The Kings have a reputation for playing defense-first hockey, and they are certainly no slouches there, allowing only 195 goals in the regular season. But they scored 225 too, one more than the Blues. Granted, the Blues had some key injuries, but so did the Kings, with Marian Gaborik among them.
The Kings had five guys with 50-plus points, while the Blues had only two.
That little extra offensive depth, along with Quick in goal, gives the Kings the slight edge over St. Louis again.
Stanley Cup Final: (1) Capitals vs. (2) Kings; Kings in 7

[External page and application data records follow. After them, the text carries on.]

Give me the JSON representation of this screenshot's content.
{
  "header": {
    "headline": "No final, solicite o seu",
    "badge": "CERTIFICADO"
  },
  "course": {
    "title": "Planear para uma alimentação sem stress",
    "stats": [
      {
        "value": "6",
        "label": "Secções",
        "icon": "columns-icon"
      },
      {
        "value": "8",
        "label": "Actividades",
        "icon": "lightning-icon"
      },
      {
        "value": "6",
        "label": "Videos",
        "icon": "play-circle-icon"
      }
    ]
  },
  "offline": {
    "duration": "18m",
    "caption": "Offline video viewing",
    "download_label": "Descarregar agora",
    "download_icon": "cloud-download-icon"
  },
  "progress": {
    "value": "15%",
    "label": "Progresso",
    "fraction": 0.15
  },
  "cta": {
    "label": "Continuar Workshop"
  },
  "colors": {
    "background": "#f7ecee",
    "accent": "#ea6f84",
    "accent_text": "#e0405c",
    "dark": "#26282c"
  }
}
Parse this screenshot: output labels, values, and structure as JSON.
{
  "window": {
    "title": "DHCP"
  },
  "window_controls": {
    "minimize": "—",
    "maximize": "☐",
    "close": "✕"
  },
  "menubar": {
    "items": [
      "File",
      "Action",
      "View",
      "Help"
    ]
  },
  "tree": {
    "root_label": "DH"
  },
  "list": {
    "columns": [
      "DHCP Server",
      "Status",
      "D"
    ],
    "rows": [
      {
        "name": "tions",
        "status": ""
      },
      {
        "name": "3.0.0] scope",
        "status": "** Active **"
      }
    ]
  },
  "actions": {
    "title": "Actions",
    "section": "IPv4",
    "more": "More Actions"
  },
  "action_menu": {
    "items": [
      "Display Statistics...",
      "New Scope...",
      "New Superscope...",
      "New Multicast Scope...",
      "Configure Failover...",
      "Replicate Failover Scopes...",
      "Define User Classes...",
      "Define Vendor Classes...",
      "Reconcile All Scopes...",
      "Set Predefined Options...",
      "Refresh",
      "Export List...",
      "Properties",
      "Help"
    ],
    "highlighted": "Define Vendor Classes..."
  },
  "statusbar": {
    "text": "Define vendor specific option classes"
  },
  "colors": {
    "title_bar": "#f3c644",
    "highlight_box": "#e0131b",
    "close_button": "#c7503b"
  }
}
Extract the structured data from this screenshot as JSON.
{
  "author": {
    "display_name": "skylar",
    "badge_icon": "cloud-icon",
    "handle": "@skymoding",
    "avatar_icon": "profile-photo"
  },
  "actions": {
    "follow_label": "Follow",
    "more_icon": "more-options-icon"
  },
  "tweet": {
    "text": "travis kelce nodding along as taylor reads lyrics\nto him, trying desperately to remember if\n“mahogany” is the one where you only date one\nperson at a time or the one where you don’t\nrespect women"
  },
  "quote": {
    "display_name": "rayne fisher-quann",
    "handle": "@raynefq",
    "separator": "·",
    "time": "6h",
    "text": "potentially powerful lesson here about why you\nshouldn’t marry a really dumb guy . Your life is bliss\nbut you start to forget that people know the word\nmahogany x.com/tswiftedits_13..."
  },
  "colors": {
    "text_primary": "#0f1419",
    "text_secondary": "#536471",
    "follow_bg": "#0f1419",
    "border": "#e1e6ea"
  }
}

Regular season: The teams split their two meetings, but the Kings needed overtime to beat the Caps in the last matchup at Staples Center on March 9.
Why the Kings win: Quick knows what it's like to win it all. He's done it twice, with teams that arguably weren't as good as this one. The goalie of the Kings seems to get better the more he plays, and by this point, he'll have played a lot.
The Kings quietly exceeded 100 points on the season. They have top talent at the three places you need it most: in goal (Quick), at No. 1 center (Kopitar) and at No. 1 defense (Doughty). Head coach Darryl Sutter gets his teams to play an even more unselfish defensive system in the postseason.
The Kings were the top puck-possession team (56.4 Corsi percentage) in the league during the regular season, while the Capitals finished 14th in that category (51.0 percent).
That edge in puck possession will come to matter in a seven-game series for all the marbles.
Advanced statistics courtesy of Stats.HockeyAnalysis.com.